Confessions in Capital Cases
Welsh S. White | 2003 U. Ill. L. Rev. 979

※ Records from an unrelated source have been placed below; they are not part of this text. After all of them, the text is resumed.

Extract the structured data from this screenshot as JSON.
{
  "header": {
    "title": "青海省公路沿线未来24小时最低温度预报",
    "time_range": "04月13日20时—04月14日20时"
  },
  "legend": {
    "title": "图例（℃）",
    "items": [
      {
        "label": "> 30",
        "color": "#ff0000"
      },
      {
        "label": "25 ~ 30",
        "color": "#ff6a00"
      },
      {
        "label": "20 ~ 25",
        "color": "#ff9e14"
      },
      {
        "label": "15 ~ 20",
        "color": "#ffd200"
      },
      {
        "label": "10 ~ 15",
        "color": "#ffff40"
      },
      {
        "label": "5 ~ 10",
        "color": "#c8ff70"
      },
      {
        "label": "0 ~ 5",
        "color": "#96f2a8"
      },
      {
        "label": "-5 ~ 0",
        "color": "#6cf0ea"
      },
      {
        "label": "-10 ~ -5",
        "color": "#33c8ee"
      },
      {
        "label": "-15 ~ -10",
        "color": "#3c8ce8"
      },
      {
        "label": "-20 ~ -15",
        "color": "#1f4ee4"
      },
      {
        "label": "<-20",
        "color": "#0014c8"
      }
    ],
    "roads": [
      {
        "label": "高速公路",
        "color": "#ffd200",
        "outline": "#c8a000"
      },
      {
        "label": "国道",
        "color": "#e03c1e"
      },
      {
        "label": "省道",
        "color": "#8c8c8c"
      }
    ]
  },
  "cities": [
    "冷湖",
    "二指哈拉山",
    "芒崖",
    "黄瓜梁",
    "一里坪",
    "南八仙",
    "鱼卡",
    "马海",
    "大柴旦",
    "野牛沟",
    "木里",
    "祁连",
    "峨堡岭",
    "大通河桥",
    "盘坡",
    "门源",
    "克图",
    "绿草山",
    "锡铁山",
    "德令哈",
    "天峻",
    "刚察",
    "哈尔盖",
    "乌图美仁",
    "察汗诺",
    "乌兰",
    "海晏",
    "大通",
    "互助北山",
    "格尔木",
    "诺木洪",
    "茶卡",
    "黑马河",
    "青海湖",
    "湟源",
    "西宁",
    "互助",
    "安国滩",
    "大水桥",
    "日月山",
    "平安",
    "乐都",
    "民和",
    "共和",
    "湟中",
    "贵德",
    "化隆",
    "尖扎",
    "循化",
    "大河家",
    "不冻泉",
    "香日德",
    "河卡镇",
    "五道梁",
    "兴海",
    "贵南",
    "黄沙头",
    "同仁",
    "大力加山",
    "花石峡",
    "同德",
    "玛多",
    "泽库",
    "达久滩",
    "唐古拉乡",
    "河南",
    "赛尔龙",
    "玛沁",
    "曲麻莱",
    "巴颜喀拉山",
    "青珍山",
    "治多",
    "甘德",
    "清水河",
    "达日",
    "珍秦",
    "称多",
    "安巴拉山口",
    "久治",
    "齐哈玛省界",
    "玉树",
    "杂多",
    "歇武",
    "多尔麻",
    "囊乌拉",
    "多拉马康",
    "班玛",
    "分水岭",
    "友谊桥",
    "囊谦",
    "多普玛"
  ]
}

With multiple Supreme Court rulings in 2002 and Illinois Governor George Ryan’s pardons and commutations in 2003, capital punishment in America is receiving a new wave of increased scrutiny. One aspect of this scrutiny deals with wrongfully convicted death row inmates such as Rolando Cruz and Earl Washington. In many of these cases, part of the evidence upon which the defendants were convicted was a police-induced confession. In this article, Professor White proposes safeguards to en-sure the reliability of confessions introduced in capital cases. Part II re-lates to mentally handicapped suspects. White illustrates the need for change in this area by discussing two “DNA-cleared” cases in which mentally handicapped defendants gave false confessions, and then pro-poses specific recommendations. In part III, White identifies three prob-lematic interrogation practices and proposes safeguards designed to re-strict interrogation practices. Part IV argues for steps to improve methods of fact-finding in cases where the reliability of a capital defend-ant’s police-induced confession is an issue. Finally, part V makes six specific recommendations to legislatures or state courts for safeguards relating to police-induced confessions in capital cases.